Fans of Harry Potter will love visiting Lacock Abbey, which was used for several Hogwarts interior scenes in the early movie adaptations. Picturesque Lacock village is also no stranger to the screen, appearing as Godric's Hollow in The Philosopher's Stone, as well as being the location of Slughorn's temporary home of Budleigh Babberton in The Half-Blood Prince.

Rhododendrons in bloom on the lake at Lyme, Cheshire
Walking trail

Lyme Park, Cheshire 

Nestled on the edge of the Peak District and surrounded by moorland, Lyme Park is a setting that oozes romance. It was used as a backdrop for the famous scene in which Elizabeth Bennet meets a drenched Mr Darcy emerging from a lake, in the 1995 BBC adaptation of Pride and Prejudice. Visitors can follow our Pemberley Walk to tread in Mr Darcy’s footsteps.

Belton's sundial was created by Caius Cibber
Walking trail

Belton House, Lincolnshire 

The sundial at the heart of Belton’s formal gardens was the inspiration for Moondial, a children’s story by BAFTA award-winning author Helen Cresswell. The story tells of a young girl who discovers that the sculpture is in fact a magic portal to the past. The BBC’s television adaption was filmed almost entirely on location at Belton.

View to the Mourne Mountains from Murlough National Nature Reserve, County Down, Northern Ireland

Mourne Mountains, Northern Ireland 

Fans of the literary adventures of Peter, Susan, Edmund and Lucy will love exploring the Mourne Mountains - one of the stunning landscapes said to have inspired C.S Lewis to write The Lion, the Witch and the Wardrobe in 1950.

View of Worms Head, Rhossili
Walking trail

Worm’s Head, Gower 
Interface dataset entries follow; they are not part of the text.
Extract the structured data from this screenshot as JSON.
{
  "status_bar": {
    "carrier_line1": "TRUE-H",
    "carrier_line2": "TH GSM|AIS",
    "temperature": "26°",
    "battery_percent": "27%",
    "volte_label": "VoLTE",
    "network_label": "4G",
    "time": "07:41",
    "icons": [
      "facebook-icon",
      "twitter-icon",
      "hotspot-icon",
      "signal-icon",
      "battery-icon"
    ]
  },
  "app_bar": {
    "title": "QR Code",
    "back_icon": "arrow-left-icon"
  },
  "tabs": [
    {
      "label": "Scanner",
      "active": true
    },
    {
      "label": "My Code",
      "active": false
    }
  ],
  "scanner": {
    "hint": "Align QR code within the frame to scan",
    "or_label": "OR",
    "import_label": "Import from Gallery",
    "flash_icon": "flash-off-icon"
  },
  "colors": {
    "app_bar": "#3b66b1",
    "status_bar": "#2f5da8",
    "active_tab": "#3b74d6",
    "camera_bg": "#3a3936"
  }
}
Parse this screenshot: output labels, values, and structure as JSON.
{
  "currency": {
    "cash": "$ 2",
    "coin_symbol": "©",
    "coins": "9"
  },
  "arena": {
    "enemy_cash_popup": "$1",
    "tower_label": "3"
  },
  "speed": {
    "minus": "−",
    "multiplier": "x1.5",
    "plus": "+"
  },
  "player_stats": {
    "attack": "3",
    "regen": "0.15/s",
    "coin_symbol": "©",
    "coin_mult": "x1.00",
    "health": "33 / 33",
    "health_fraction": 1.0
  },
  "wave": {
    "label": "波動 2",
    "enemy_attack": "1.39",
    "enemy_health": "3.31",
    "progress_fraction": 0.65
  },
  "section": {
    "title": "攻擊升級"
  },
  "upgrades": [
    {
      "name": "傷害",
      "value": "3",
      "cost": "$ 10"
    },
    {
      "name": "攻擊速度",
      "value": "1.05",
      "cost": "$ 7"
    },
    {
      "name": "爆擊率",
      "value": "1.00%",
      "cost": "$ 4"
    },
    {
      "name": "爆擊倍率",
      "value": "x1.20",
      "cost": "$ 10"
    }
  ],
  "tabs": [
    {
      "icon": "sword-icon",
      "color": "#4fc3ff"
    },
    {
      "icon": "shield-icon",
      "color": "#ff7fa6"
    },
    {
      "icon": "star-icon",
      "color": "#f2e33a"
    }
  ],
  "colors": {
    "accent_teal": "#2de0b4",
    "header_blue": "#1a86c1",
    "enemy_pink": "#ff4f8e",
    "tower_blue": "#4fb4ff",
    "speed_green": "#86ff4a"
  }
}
Dylan Thomas was a regular visitor to the Gower and a number of his stories feature connections to the area. Once he even got stuck on Worm's Head overnight after he fell asleep and missed the tide.